> TASK OBJECTIVE: Each line of the records below that holds "information" should be copied out.

> MATERIAL SHOWN:

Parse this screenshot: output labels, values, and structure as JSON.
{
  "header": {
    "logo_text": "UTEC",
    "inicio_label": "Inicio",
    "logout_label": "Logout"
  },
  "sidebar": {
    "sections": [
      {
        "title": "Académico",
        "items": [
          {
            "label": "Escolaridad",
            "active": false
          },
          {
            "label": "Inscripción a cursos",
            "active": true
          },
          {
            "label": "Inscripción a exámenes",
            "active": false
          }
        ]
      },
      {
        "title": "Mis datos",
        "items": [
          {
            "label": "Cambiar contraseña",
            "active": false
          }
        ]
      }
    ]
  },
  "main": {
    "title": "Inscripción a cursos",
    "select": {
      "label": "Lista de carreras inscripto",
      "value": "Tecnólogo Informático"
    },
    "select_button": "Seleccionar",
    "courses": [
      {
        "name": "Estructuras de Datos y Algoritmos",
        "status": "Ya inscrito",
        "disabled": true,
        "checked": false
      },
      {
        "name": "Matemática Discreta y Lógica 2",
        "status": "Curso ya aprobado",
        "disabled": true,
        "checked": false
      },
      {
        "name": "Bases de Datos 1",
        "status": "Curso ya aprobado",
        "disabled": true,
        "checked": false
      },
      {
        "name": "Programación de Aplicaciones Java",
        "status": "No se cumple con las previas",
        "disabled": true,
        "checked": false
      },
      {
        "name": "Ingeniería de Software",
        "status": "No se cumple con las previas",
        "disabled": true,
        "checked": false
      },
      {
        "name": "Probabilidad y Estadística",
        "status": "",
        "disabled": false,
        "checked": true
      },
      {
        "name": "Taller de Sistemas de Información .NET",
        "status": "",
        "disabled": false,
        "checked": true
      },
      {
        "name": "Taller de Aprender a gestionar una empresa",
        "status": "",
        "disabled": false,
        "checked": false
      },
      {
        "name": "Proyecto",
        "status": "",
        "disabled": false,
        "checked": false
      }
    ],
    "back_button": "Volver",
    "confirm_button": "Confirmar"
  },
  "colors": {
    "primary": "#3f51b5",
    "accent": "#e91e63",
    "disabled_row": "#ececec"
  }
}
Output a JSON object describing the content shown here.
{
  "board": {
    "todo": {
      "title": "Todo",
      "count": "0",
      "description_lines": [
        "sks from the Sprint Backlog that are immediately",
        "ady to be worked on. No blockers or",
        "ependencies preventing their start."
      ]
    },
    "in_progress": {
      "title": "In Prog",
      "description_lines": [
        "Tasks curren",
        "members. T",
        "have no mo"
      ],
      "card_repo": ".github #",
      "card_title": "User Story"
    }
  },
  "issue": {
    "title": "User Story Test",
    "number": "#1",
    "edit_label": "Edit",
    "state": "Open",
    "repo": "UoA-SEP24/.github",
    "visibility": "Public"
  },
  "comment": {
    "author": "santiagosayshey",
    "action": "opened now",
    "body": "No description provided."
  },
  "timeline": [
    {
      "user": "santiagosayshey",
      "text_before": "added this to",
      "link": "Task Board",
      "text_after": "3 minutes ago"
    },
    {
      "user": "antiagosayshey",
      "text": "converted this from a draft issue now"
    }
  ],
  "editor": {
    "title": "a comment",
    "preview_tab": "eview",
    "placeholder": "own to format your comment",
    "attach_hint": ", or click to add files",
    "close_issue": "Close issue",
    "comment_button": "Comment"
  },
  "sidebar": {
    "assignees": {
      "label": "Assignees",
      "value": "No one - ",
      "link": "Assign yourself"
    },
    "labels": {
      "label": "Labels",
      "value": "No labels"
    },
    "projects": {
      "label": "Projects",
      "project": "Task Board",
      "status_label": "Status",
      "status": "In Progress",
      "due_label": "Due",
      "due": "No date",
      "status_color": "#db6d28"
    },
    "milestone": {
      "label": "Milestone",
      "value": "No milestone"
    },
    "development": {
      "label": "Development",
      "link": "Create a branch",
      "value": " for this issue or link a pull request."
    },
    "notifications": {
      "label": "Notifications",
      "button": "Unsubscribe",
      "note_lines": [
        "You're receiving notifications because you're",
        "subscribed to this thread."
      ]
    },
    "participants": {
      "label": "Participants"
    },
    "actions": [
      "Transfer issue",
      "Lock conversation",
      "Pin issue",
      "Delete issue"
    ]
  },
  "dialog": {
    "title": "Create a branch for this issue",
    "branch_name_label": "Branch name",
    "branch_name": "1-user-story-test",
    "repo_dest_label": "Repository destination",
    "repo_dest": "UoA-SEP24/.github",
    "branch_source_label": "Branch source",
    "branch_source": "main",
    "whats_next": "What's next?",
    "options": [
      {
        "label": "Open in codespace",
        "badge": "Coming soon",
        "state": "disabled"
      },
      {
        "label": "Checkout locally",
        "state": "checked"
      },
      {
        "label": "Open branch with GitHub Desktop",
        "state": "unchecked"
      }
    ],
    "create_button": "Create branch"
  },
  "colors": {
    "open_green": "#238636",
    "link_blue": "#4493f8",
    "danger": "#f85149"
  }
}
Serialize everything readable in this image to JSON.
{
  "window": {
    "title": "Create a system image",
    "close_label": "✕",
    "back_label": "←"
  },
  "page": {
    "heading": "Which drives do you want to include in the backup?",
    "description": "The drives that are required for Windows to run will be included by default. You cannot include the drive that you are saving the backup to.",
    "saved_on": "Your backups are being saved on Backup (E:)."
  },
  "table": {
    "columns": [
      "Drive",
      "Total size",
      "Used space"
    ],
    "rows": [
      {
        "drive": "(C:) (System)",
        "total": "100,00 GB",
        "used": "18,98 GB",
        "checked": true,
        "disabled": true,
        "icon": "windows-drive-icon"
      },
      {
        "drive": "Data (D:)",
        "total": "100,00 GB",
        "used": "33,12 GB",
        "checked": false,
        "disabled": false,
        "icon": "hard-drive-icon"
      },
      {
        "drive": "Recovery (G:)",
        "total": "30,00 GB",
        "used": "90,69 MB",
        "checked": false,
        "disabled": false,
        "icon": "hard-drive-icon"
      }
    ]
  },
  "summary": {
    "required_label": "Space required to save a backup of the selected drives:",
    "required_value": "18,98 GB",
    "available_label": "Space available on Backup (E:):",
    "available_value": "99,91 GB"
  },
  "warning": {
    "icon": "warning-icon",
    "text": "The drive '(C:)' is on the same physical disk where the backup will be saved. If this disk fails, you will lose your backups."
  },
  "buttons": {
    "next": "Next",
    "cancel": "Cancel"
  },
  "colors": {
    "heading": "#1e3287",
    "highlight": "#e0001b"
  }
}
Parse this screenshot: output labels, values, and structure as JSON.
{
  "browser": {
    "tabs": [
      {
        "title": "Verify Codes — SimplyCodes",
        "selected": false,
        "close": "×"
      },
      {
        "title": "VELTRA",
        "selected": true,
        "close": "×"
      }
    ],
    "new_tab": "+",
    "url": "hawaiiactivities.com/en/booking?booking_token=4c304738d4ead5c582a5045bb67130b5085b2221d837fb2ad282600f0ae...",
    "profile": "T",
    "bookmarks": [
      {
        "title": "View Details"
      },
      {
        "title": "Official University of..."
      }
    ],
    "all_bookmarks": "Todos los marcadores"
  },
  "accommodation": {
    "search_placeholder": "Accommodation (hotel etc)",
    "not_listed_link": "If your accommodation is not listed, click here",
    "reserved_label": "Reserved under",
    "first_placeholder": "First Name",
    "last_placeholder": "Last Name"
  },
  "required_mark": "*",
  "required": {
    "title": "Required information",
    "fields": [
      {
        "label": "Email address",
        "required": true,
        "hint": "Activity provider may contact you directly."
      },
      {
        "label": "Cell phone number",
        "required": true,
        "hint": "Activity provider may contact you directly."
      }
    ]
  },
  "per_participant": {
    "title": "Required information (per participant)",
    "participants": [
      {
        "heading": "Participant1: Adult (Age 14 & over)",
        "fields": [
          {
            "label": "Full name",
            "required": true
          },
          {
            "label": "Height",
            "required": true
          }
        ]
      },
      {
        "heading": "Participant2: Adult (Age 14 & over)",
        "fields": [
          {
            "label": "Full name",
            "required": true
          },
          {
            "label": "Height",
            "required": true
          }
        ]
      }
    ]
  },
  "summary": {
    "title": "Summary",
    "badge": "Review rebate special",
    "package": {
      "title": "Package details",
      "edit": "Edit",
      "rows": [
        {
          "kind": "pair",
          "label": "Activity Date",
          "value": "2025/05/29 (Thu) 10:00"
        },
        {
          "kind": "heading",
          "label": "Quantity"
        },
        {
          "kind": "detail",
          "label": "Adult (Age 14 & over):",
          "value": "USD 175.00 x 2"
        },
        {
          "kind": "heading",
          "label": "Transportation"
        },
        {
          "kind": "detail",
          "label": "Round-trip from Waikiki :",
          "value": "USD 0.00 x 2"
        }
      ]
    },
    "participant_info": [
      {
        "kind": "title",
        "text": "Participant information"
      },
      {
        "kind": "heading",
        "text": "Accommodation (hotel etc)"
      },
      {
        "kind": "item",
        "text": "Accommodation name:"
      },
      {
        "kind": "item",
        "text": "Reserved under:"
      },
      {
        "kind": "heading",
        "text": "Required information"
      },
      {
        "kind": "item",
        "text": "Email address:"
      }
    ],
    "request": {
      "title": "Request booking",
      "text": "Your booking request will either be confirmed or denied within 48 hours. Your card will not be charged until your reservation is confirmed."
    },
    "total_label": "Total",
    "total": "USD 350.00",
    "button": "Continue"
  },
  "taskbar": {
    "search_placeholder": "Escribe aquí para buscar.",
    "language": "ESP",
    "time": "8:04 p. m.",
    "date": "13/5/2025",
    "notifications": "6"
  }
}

> FINAL ANSWER:
    "title": "Required information",
    "title": "Required information (per participant)",
        "text": "Participant information"
        "text": "Required information"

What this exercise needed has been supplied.